Careers in Supply Chain Management: A Guide
There are numerous opportunities for career development and professional growth, which is one of the biggest attractions for many people, but this also presents people with lots of decisions. The best way to begin your research into supply chain management is to ensure you have a solid understanding of the field as a whole. If you are considering starting a career in supply chain management but not sure where to begin, this guide will help you to assess whether or not it’s the right choice for you and how to kickstart your career.
Is it the right career for you?
The practice of supply chain management includes the storage and transportation of materials between manufacturers and consumers. The career usually involves overseeing product development, production, data management, transportation, and logistics.
Before you commit to any career in any industry, it’s essential that you take a good and honest look at your strengths, weaknesses, and interests. The are plenty of online tools and tests which will help you to identify what type of career you would be most suited to based on your aptitude and personality. A supply chain manager needs to have excellent skills in communication, teamwork, and people management, as well as a great understanding of process and project management. A great level of attention to detail, a natural aptitude for math, and a predilection for problem-solving are also great assets.
When you can find a career which is suited to your strengths, you are likely to be much more satisfied in your professional life. You may find, especially in the early stages of your career, that you are in a role or company which does not suit you. This is a great learning opportunity as it will help you to determine what you don’t want from your career so you can focus on what’s important to you.
Careers in Supply Chain Management: The Options
A supply chain management career can be found in all major fields of industry, but within each sector, there are different areas to work within, such as manufacturing, planning, and logistics. A company which manufactures or sells products is typically called a ‘shipper,’ and these companies can deal with a wide range of products. The size of the company you work for will also have a big impact on your career in terms of your own career progression and how satisfied you are in your work. From small companies where you will be managing several responsibilities to huge multinational corporations (both public and privately owned) where you will be working on a more specific part of the supply chain. You will have more resources and opportunities for progression in larger companies, but a broader experience and often a greater impact in small companies.
Education, certification, and training
While entry-level positions such as assistants, trainees, and clerks are often open to people with high school diplomas, most people who are in supply chain management positions have a bachelor’s degree in a business-related subject. This could be accounting, economics, business administration, or similar.

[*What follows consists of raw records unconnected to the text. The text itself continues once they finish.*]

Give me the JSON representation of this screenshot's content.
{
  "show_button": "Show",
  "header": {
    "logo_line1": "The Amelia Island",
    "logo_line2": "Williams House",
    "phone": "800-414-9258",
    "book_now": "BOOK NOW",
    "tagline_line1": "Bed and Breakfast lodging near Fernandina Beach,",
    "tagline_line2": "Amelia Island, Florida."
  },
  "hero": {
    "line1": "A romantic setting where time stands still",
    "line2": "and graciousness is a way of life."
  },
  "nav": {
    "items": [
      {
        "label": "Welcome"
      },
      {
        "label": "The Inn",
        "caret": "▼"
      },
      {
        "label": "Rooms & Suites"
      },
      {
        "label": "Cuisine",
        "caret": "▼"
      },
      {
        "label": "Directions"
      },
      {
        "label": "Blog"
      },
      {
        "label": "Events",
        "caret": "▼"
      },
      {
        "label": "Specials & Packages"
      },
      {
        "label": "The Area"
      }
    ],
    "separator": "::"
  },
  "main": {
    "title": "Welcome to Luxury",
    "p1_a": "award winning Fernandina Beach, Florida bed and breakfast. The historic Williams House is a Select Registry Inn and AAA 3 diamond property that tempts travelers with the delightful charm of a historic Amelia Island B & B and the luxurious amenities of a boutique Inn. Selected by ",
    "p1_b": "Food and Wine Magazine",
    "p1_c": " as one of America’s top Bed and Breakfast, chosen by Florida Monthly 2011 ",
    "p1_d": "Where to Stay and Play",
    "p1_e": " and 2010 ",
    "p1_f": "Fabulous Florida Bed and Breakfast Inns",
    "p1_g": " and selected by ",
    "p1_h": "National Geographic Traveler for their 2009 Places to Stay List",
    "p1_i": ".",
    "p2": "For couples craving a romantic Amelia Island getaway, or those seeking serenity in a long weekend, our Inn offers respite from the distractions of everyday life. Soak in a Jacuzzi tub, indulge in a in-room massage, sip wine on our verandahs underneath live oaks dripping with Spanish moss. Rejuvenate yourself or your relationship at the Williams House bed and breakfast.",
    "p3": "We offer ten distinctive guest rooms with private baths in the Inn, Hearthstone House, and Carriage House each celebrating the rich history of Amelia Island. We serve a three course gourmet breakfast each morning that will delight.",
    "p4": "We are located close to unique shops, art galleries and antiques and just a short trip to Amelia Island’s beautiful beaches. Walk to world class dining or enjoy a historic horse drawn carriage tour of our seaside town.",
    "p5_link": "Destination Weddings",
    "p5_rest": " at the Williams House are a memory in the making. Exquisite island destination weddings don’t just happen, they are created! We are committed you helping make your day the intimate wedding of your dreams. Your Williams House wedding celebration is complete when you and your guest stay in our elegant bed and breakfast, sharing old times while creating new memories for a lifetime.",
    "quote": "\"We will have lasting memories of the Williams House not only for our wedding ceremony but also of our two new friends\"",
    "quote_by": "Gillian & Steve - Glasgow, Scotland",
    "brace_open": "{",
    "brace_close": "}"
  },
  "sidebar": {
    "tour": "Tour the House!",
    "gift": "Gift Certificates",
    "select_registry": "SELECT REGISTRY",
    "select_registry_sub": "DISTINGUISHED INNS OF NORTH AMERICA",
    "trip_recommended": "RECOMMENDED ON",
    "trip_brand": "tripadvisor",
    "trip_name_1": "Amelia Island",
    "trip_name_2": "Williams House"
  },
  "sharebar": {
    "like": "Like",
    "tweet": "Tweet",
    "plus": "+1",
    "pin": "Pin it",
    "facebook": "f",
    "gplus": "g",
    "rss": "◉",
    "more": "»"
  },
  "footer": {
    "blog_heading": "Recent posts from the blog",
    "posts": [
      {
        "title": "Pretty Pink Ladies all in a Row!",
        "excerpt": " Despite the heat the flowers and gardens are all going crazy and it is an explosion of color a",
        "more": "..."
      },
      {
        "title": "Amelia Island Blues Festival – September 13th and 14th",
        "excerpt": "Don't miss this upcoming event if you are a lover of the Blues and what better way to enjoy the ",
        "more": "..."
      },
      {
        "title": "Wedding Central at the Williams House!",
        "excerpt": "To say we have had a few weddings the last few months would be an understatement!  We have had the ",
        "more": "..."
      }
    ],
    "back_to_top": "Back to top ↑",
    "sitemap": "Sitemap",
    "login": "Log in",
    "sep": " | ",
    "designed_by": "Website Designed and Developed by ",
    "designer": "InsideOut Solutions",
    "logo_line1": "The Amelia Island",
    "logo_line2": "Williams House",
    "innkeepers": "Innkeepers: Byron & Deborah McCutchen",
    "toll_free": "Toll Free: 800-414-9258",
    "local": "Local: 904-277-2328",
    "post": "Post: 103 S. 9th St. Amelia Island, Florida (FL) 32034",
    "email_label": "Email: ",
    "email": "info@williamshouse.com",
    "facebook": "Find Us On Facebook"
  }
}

The degree should cover skills and include coursework on logistics, operations, manufacturing, and economics.
It is possible to obtain a professional certification in addition to a bachelor’s degree in supply chain management, but this is rarely mandatory. People in the most senior positions and those in the largest firms will often have obtained a master’s degree in supply chain management. It is possible to complete a supply chain management masters degree online so you can continue to work and study on a schedule which suits you.
Keep up to date with industry news and trends
The modern world is moving at an incredible pace when it comes to breaking news, emerging trends, industry changes, and new technology. To keep ahead of the game, it’s vital that you stay up to date with what’s going on both while you’re studying and throughout your career. Before you graduate, this will help you to work out which sector and role are of most interest to you and will give you a deeper understanding so you can impress during interviews and when networking. You should also continue to stay on top of the latest trends when you are employed so you can stay current and ahead of the competition where possible. Consider setting up Feedly, which is an RSS newsreader. You input which topics you are interested in, and it will automatically scan the internet for related content. Google Alerts is another option which emails you when relevant keywords or phrases are published.
Network as much as possible
While theoretical learning is essential, you need to try and make connections with industry professionals who are already working in the supply chain field. Even if you have not yet graduated, you should be starting to build a network of contacts who can help with your career progression when you’re qualified. The professional networking site, LinkedIn, is an effective and straightforward way to connect with relevant industry professionals and to see content from influential people. You may want to connect with your classmates, professors, alumni, and even HR specialists who work with the supply chain industry. You may want to become a member of an organization for supply chain professionals such as the Association for Supply Chain Management to increase your network and to be able to attend events and conferences. Many will offer students membership at a discounted rate.
Get as much experience as you can
The job market is a competitive space, and it’s often essential to make yourself stand out from the crowd. Completing an internship is a great way to secure yourself some real experience which will help you in your studies and when it comes to applying for your first position. Many will also offer a salary so you can earn while you are studying. Universities can often arrange internships for some of their students, but you may be able to find opportunities on supply chain organization job boards or through networking contacts.